Two features of the Spanish Inquisition are especially noteworthy: the prosecutions for “speeches suspected of heresy” and the censure of books. The great scholar Pedro de Lerma, who after fifty years at Paris (where he was dean of the faculty of theology) had returned to Spain as abbot of Compluto, was called upon in 1537 to abjure eleven “Erasmian” propositions, and was forced to return to Paris to die. Juan de Vergara and his brother were summoned before the Inquisition for favouring Erasmus and his writings, and detained several years before they were acquitted. Fray Alonso de Virues, chaplain to Charles V., was imprisoned on an absurd charge of depreciating the monastic state, and was only released by the pope at the instance of the emperor. Mateo Pascual, professor of theology at Alcala, who had in a public lecture expressed a doubt as to purgatory, suffered imprisonment and the confiscation of his goods. A similar fate befell Montemayor, Las Brozas and Luis de la Cadena.

The censure of books was established in 1502 by Ferdinand and Isabella as a state institution. All books had to pass through the hands of the bishops; in 1521 the Inquisition took upon itself the examination of books suspected of Lutheran heresy. In 1554 Charles V. divided the responsibility for the censorship between the Royal Council, whose duty it was to grant or refuse the imprimatur to manuscripts and the Inquisition, which retained the right of prohibiting books which it judged to be pernicious; but after 1527 it also gave the licence to print. In 1547 the Suprema produced an Index of prohibited books, drawn up in 1546 by the university of Louvain; it was completed especially as regards Spanish books, in 1551, and several later editions were published. Moreover, the revisores de libros might present themselves in the name of the Holy Office in any private library or bookshop and confiscate prohibited books. In 1558 the penalty of death and confiscation of property was decreed against any bookseller or individual who should keep in his possession condemned books. The censure of books was eventually abolished in 1812.

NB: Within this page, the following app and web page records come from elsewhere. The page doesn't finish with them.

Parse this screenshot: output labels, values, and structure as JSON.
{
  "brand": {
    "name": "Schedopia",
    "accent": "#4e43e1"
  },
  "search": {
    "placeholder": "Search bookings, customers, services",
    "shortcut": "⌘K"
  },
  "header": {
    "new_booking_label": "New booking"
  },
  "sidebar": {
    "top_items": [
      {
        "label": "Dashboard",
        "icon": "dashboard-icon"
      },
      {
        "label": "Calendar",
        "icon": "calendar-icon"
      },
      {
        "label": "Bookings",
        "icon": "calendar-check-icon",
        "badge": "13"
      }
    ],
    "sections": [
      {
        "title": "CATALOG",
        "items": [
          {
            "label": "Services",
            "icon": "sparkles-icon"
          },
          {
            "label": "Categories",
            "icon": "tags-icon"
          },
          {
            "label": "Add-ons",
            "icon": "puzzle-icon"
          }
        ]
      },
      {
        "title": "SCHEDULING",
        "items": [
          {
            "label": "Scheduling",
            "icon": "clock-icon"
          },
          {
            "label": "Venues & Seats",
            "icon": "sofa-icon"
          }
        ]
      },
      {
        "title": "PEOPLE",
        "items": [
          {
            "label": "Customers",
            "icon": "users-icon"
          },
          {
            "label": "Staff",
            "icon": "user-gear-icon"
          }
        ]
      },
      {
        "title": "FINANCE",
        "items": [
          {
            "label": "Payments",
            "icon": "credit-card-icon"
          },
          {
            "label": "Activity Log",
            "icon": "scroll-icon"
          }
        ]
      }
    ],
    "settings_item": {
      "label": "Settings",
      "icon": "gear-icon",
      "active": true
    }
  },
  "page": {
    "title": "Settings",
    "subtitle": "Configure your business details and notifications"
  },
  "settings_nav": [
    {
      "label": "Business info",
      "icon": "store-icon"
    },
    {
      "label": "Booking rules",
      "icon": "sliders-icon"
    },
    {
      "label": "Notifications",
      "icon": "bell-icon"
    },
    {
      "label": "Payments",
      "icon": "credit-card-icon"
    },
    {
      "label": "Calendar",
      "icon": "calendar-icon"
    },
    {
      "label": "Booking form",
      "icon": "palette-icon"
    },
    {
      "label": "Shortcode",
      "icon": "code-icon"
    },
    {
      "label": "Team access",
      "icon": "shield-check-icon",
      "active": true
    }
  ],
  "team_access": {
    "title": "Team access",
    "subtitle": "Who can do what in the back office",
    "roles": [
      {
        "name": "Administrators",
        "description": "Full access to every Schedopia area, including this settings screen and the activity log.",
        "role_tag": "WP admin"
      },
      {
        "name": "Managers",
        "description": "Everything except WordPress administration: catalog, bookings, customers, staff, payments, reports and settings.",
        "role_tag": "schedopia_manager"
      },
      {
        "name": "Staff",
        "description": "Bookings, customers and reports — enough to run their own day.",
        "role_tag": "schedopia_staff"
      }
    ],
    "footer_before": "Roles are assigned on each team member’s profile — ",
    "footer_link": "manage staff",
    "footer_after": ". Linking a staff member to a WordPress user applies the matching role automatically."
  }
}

Bibliography.—A critical bibliography was drawn up by P. Fredericq in the preface to the French translation (1900) of H. C. Lea’s important standard work: History of the Inquisition in the Middle Ages (3 vols., London, 1888). See also J. Havet, L’Hérésie et le bras séculier au moyen âge jusqu’au XIIIe siècle in the Œuvres complètes, vol. ii. (Paris, 1896); Ch. V. Langlois, L’Inquisition d’après des travaux récents (Paris, 1901); Douais, L’Inquisition (Paris, 1907); E. Vacandard, L’Inquisition (Paris, 1907); Douais, Documents pour servir à l’histoire de l’inquisition dans le Languedoc (2 vols., Paris, 1900); Döllinger, Beiträge zur Sektengeschichte des Mittelalters (2 vols., Munich, 1890. The second volume is composed of documents); Molinier, L’Inquisition dans le midi de la France au XIIIe et au XIVe siècle. Étude sur les sources de son histoire (Paris, 1880); P. Fredericq, Corpus documentorum inquisitionis haereticae pravitatis neerlandicae (1205-1525) (4 vols., Ghent, 1889-1900); Tanon, Histoire des tribunaux de l’inquisition en France (Paris, 1893); Hansen, Inquisition, Hexenwahn und Hexenverfolgung (Munich, 1900); Llorente, Histoire critique de l’inquisition d’Espagne (4 vols., Paris, 1818); H. C. Lea, History of the Inquisition of Spain (5 vols., London, 1905-1908); S. Reinach, articles on Lea’s History of the Inquisition of Spain in the Revue critique (1906, 1907, 1908) and Cultes, mythes et religions (Paris, 1908), tome iii.

(P. A.)